Oblivious, she scanned the dark parking structure and couldn't see anyone — until she spotted the baseball cap wearing man, exactly as described. The clerk quickly dispatched two security guards to the car park, and she was escorted out safely.
It wasn't until she got home in rural Galway that the thieves actually struck. Unbeknownst to her they had followed her to the store and then home, snatching her bag from the trunk where she left it to carry a sack of potatoes into her house.
Skip to eight months later, and she receives a surprising call from her neighbor, who'd been out walking and found her purse laying beneath a hedge.
And another sliver of light: while the €2,050 was long gone, the €950 ($1,150) she had hidden in a separate zip pocket was still there. Or at least, some of it was.

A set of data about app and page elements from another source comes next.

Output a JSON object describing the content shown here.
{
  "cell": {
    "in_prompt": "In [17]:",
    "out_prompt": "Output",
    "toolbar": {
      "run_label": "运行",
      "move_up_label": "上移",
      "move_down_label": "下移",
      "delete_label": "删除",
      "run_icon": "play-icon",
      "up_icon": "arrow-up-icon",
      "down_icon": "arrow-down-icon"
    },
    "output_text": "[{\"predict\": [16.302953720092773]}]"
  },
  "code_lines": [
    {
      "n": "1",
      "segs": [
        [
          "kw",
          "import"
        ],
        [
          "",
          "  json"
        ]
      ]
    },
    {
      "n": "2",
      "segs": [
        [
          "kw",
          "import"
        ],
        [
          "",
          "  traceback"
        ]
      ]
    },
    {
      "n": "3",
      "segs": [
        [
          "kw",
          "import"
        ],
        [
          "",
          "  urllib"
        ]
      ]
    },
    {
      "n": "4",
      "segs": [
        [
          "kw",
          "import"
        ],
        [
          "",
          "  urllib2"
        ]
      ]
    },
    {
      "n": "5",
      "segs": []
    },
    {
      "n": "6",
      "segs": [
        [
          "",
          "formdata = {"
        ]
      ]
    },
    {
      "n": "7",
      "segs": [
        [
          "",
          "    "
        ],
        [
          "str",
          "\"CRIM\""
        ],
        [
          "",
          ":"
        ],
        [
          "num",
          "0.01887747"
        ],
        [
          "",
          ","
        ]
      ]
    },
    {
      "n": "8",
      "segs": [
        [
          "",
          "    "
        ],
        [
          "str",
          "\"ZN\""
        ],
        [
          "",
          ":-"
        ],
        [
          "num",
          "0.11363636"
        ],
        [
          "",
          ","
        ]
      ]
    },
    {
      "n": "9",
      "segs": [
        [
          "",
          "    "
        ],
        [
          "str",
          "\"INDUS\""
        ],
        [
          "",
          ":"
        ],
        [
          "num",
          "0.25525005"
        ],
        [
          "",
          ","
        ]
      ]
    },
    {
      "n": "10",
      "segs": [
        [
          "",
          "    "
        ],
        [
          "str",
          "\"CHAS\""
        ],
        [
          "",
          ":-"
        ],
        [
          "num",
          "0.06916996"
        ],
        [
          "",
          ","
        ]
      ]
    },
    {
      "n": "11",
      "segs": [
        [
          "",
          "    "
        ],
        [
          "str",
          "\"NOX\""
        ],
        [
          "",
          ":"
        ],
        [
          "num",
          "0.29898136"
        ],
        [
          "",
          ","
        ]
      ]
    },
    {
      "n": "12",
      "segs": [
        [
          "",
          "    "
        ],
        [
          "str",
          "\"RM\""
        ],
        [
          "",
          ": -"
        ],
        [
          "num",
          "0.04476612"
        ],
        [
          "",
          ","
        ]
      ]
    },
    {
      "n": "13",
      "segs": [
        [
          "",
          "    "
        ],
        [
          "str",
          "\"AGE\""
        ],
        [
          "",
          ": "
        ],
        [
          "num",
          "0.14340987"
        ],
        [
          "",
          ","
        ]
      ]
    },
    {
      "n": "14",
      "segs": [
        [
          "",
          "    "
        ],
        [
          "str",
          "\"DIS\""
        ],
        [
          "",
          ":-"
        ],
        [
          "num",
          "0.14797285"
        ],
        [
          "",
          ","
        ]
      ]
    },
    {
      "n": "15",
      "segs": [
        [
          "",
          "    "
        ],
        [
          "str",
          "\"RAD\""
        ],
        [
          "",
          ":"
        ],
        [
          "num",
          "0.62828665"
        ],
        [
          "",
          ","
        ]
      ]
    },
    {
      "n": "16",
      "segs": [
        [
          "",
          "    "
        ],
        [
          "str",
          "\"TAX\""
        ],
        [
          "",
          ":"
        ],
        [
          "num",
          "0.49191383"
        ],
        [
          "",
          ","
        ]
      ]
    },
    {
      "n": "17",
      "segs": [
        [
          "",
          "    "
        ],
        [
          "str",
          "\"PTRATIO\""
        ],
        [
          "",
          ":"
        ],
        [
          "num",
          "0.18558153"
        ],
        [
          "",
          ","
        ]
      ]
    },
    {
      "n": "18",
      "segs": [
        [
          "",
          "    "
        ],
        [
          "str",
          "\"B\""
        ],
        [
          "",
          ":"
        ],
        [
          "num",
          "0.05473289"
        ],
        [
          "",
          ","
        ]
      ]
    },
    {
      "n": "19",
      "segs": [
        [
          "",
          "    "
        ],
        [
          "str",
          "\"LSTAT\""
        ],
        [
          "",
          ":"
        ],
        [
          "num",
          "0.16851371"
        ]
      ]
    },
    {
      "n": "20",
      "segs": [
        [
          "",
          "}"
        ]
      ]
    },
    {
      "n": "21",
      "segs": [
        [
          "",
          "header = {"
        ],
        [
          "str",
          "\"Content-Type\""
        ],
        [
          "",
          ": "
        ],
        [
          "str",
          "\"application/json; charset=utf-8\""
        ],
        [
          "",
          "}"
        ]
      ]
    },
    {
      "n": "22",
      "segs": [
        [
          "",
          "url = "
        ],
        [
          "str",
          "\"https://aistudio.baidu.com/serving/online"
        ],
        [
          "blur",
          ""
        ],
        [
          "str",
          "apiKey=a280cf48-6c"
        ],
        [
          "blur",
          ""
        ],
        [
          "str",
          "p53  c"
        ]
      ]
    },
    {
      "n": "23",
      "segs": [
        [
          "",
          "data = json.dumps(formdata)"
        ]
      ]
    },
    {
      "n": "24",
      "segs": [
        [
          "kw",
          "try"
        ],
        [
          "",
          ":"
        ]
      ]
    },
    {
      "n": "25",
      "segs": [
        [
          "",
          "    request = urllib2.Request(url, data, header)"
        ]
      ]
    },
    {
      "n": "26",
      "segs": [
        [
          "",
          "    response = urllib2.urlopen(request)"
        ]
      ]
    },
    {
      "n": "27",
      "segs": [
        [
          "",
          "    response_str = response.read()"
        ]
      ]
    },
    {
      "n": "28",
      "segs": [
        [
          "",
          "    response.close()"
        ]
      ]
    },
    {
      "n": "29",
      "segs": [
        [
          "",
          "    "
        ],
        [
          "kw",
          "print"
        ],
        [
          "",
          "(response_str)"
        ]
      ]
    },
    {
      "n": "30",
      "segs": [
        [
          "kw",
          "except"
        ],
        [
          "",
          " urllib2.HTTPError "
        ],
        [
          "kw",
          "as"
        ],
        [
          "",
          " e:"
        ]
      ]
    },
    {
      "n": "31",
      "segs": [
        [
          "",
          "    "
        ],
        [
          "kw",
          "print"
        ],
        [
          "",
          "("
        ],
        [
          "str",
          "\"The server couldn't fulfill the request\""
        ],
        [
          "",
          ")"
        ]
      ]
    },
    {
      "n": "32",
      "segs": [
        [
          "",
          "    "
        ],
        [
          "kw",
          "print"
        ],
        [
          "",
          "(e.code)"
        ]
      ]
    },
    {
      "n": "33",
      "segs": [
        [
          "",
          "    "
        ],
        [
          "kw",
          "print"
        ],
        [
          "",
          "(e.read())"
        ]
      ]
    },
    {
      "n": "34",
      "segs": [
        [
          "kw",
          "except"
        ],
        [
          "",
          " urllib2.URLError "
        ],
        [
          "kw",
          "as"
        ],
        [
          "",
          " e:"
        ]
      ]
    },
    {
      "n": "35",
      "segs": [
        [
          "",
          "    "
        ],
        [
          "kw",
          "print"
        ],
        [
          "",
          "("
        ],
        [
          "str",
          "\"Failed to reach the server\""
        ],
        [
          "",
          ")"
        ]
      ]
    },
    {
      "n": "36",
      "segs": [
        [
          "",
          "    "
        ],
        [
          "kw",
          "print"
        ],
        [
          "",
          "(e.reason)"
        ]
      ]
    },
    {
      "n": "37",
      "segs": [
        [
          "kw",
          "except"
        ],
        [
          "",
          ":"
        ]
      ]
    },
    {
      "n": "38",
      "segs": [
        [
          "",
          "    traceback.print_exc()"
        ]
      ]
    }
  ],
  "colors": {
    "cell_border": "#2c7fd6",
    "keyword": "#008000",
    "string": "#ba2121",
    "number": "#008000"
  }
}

"The slugs had it all winter long and they'd eaten every €50 note, everything except the metal strips," Kathleen lamented. "My wallet was full of slugs, my bag was full of slugs, my purse was full of slugs."
Indeed, her photos show her now-moldy yellow handbag, and the sorry-looking but still very obvious remains of what were once 19 €50 notes.
But despite still having all the bones of the mollusc meal, the Central Bank refused to replace the notes.
"I was out of the whole lot -- the bank wouldn't honor the 950," she mourned. "They said there wasn't enough information to see that they were legal."
As well as being irked by the stubborn Central Bank, Kathleen also points the finger at the Bank of Ireland, where the robbery began on its premises.
"It actually started in the Bank of Ireland," she said. "In my view, I shouldn't have been let out of that bank that day, because I was in danger."
One bank worker called in to cement the bad news: the metallic strips were not unique identifiers, and without the serial numbers, her case was lost.
He admitted that if common sense prevailed, the bank would see the evidence and the police report and replace them — as host Joe Duffy pointed out, it was unlikely the slugs would turn up with the other halves of the notes demanding replacements.
Some listeners were less sympathetic, telling Kathleen it was her fault for leaving the purse in the open car — especially after the bank warned her she was being targeted.
Host Duffy vowed to inquire if Ireland's Revenue Museum could buy the remnants and turn them into an exhibit.
As for Kathleen, she takes a little solace in the fact the thieves were denied the money, too.
"I do hope he's listening today and he finds out he missed the 950," she cursed. "I'm sure he's not, he's too busy robbing people."